RECORD EXCERPTS section start
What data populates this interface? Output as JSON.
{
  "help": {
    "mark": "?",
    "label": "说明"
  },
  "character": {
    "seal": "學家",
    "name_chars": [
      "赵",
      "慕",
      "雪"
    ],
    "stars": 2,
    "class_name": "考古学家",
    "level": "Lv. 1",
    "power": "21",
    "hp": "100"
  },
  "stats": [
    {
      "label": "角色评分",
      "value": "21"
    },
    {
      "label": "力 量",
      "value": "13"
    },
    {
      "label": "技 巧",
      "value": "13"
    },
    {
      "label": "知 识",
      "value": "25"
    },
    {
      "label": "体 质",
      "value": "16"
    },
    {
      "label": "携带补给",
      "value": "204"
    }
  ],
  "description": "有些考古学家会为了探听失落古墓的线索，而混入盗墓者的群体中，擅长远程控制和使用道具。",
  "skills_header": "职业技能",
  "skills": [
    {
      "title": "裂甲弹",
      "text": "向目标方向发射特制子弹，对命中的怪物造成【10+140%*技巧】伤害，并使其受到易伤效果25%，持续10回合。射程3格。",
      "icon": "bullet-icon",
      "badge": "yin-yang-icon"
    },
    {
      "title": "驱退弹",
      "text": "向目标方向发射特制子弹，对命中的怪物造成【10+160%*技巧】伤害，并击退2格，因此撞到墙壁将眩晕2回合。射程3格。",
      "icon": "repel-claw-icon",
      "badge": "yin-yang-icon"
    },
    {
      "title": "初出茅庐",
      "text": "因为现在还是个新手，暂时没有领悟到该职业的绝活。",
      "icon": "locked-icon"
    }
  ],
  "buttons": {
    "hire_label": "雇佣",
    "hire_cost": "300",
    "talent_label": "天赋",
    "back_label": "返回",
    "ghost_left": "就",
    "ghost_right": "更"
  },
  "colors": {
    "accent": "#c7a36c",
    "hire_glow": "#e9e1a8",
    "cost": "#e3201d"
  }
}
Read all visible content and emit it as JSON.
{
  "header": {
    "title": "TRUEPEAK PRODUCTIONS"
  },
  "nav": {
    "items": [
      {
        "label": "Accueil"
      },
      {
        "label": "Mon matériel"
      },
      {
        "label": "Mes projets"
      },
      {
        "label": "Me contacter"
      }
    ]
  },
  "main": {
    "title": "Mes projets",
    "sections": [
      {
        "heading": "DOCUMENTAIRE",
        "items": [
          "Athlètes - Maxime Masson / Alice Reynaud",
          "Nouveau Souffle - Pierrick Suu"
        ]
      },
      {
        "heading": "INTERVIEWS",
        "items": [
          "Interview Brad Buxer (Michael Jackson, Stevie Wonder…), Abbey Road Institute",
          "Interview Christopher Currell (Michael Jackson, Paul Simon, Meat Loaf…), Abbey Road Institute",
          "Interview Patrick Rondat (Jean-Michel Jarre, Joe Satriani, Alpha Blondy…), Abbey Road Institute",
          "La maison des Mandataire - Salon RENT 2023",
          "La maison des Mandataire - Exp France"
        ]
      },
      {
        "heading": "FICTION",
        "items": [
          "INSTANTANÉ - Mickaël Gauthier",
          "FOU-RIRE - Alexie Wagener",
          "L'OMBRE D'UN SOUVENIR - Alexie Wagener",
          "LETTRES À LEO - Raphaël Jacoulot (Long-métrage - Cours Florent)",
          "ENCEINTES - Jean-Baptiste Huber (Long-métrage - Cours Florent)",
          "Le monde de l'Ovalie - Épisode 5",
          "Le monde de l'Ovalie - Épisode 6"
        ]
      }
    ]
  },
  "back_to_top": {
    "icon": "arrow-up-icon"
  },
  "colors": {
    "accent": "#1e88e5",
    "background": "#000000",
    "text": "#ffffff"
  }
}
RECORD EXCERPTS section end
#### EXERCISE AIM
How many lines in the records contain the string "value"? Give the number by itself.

#### REPLY TO THE EXERCISE
6